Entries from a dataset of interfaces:
....................

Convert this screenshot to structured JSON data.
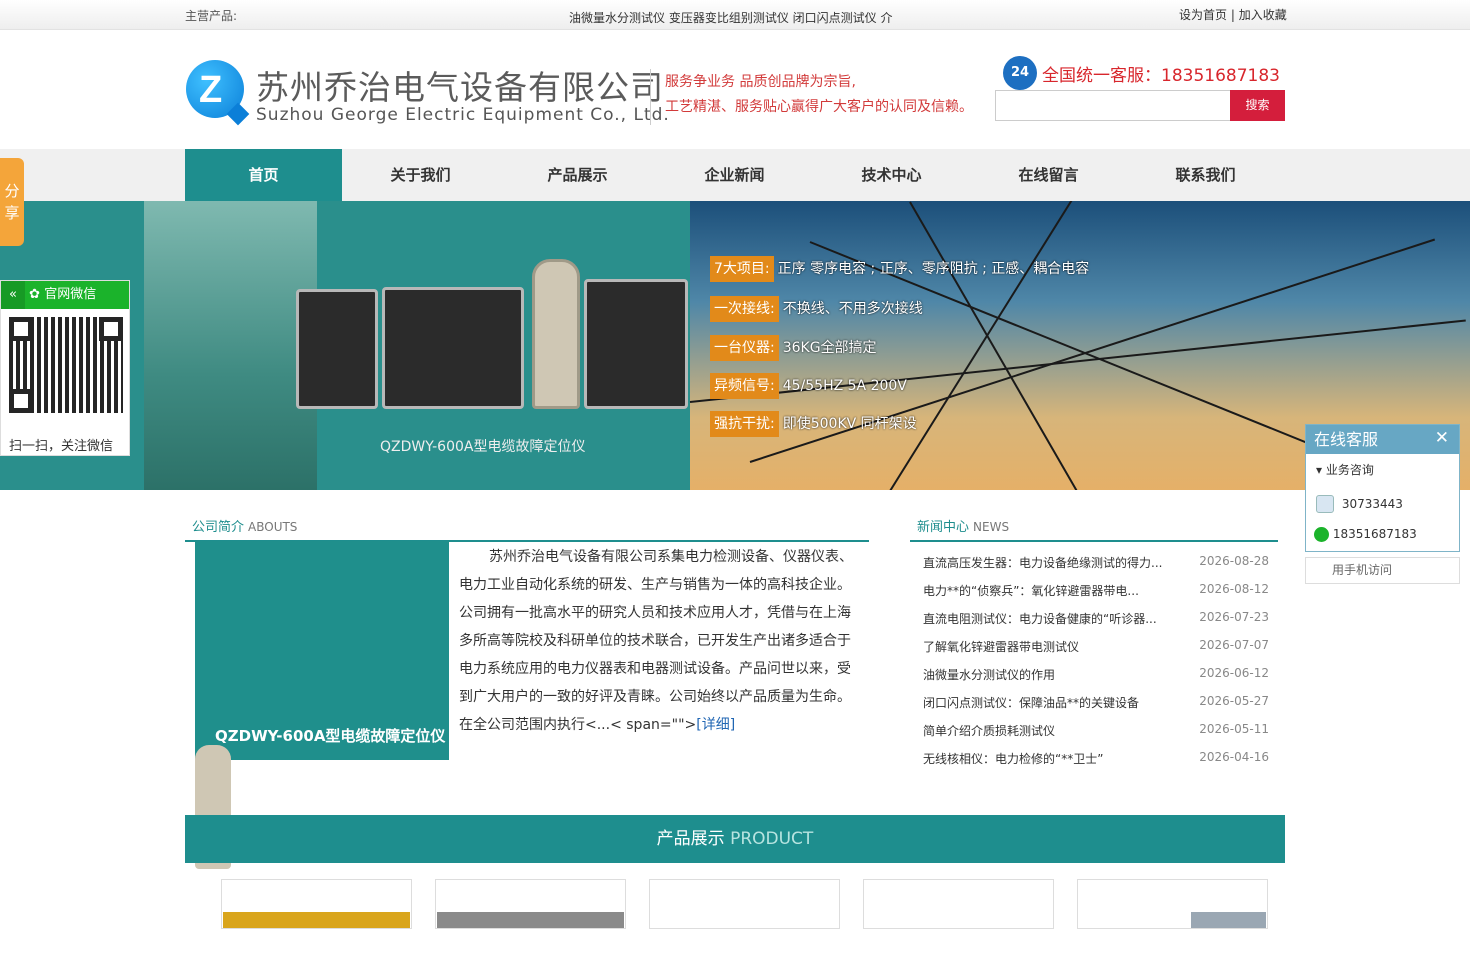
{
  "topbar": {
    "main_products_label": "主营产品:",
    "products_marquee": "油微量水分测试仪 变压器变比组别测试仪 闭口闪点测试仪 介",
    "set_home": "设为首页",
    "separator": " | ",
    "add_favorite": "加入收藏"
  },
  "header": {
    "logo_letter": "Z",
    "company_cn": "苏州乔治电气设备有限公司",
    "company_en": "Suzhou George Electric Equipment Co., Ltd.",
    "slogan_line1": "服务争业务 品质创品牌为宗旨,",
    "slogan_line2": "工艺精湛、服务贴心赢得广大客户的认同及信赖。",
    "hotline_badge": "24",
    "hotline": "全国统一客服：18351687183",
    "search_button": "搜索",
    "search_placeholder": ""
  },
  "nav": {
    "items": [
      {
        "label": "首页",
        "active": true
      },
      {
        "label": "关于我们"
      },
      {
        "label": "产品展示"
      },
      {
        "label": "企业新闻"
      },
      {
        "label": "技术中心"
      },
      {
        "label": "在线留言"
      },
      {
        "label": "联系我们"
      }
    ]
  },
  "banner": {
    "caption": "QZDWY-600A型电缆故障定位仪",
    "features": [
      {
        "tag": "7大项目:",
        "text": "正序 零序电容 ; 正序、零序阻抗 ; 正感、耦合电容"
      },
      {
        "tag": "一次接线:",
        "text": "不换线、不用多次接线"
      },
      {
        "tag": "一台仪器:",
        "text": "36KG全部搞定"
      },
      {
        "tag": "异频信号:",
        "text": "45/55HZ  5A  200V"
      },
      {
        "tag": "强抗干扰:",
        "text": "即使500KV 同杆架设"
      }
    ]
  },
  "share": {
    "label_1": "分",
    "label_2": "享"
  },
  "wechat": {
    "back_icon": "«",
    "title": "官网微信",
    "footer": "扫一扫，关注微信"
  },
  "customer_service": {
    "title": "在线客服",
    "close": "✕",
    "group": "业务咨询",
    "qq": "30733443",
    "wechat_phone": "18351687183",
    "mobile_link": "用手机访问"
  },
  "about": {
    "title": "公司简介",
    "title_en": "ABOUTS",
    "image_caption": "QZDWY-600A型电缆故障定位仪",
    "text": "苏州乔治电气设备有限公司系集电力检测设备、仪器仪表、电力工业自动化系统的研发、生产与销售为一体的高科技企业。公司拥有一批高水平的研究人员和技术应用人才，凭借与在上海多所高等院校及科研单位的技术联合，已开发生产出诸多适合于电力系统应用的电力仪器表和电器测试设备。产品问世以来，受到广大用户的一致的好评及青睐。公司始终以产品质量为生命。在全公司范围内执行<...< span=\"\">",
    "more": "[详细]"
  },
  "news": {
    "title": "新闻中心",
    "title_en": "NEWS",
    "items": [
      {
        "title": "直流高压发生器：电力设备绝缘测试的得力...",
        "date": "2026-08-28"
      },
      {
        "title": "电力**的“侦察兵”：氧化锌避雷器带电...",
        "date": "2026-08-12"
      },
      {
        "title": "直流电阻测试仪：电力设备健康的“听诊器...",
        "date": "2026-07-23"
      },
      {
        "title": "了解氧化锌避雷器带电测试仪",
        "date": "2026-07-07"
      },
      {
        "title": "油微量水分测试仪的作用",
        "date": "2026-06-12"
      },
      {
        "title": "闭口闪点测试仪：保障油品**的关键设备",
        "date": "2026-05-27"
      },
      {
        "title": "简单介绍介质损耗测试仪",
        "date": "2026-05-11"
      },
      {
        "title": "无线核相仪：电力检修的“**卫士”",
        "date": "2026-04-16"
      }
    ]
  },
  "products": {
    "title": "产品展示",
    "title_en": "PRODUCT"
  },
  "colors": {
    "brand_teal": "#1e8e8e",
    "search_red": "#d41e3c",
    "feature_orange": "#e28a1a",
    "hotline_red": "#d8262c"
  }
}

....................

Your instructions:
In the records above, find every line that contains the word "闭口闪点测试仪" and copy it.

Task solution:
    "products_marquee": "油微量水分测试仪 变压器变比组别测试仪 闭口闪点测试仪 介",
        "title": "闭口闪点测试仪：保障油品**的关键设备",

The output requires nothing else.